The first thing any athlete needs to realize is that both weights and skills are subjective. Meaning that what is heavy/light for you might not be the same for another athlete, what is a challenging skill for one athlete might not be as challenging for you. When looking at a workout, think to yourself is this a speed workout or a strength workout? Will I be able to finish around the same time as everyone else? How many reps will I be able to do before I need to stop?

An example of a speed workout would be “Fran”. 21-15-9 thrusters and pull ups, 95 pounds for men, 65 pounds for women. This workout should take people no more than 5 minutes max. It might take a little longer if you are just starting CrossFit, but 5 minutes should be the maximum amount of time you want. If it takes longer, then it will to a different stimulus.  There are two things with “Fran” that you need to look at, the weight of the thrusters and pullups. The weight of the thrusters would be considered too heavy if you needed to break up each set of the thrusters 3 or more times. Meaning for the set of 21 you drop the barbell three times, for the set of 15 you drop the barbells 3 times, and for the set of 9 you drop the barbell 3 times. If you need to drop the barbell for your thrusters, you would see more benefits from the workout by decreasing the weight to something that you can do faster and at a higher volume of reps. For example, you drop the weight to 75/55 pounds. You still do the set of 21 in 3 sets, but now you can do the set of 15 in 2 sets, and the set of 9 in 1 set. That will help you finish the workout in that 5 minute mark. As for the pullups, the same rule should apply. If you need to continuously break the pull-ups in 3 sets for each of the sets of 21, 15, and 9 you should consider using a band for assisted pull ups.

An example of a strength and higher skill based workout would be “Holleyman”. 30 Rounds of 5 Wall Balls, 3 Handstand Push-ups, and 1 Power Clean at 225 pounds for men 185 pounds for women. A power clean at that weight might seem heavy for some people, especially when you have 30 in a workout. Instead of putting a light weight on the bar and thinking after the workout is over “I should have gone heavier” ask yourself, “What weight can I do safely that will be challenging for me to consistently hit?” 225/185 might be too heavy for an athlete to perform safely, but if you were to scale back to a weight that is challenging, but you can perform with solid technique you will receive the same benefits of the workout. The same can be said with the handstand push-ups. Three handstand push ups might be too challenging. In order to scale back, you could use an abmat, change to pushups, or L-seated dumbbell presses. While it might not be challenging the first few rounds. The purpose of “Holleyman” is that it gets increasingly harder each round. Whichever scale you choose, should produce the same stimulus and result. Whether you’re going down to an abmat or using dumbbells it should be easier at first and increasingly get harder to do 3 reps each round.

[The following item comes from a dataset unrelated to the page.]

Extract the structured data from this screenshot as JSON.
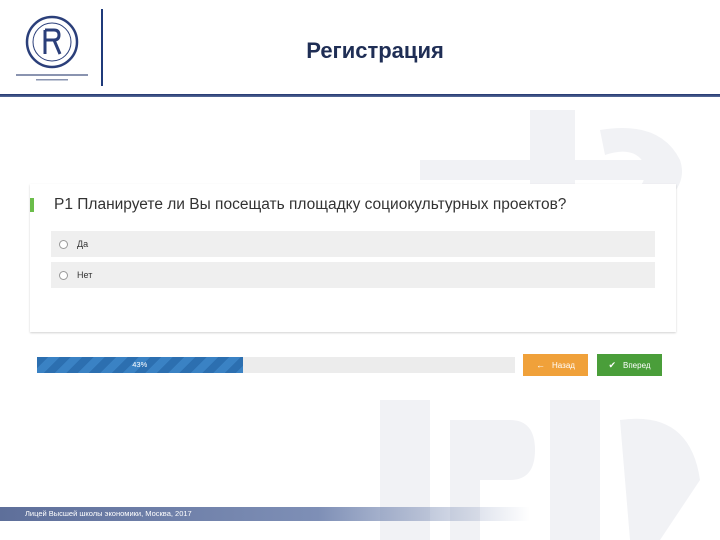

To conclude, always ask yourself what’s the purpose of the workout and follow suit with scaling in accordance to the answer of that question.